Soon after I got the moped running I turned 16, got my driver’s license and bought a 350cc Velocette. It was really hard to start and I always had to push it downhill, jump hard on the seat to get the bald back tire to bite, pop the clutch, and after two or three tries it would fire and off I’d go. I worked in a gas station and would get done at 10 p.m. With no taillight on the bike, I taped a flashlight to the back fender and put a red lollipop cellophane wrapper over the lens. That was my taillight. Never mind that it had no brake light, at least something on the back glowed red. One of my part-time co-workers was a local cop, but he always looked the other way and never bothered me. My demise on the Velocette was riding home one hot summer night. My parents and older brother were sitting out on our porch and he heard me coming, going through the gears and then downshifting as I turned into our street and down the driveway. He came out to check out the bike and told my folks that it was a “lethal weapon,” so I had to sell it. But then I bought a 500cc Velocette, which I hid in a friend’s barn. That thing, with one piston the size of a cannon bore, was even harder to start. When my dad found out about it, I was glad to have an excuse to sell it.

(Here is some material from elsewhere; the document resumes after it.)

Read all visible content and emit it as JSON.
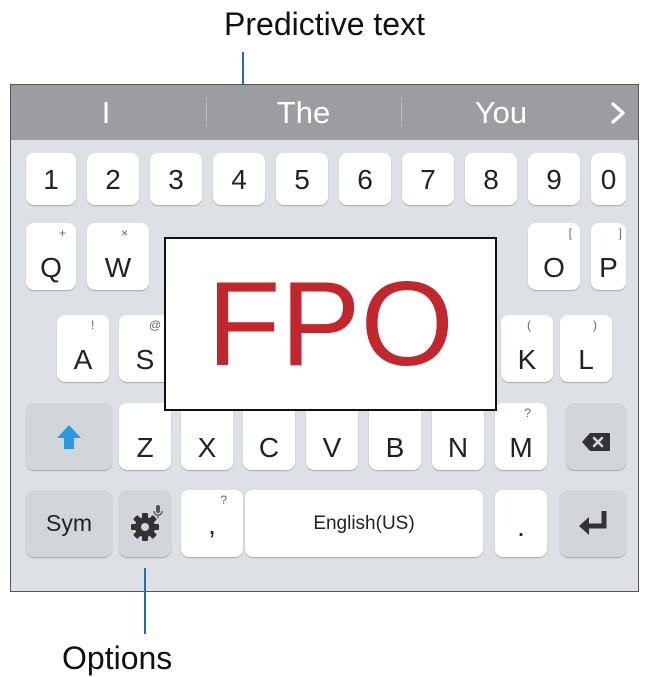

I now ride a restored 1968 Triumph T100C. It’s very reliable, and at 71 years of age I don’t miss the drama that went with the Velocettes, neat as they were. MC
Photo courtesy Ron Fish: Ron Fish's lovely 1968 Triumph Tiger T100C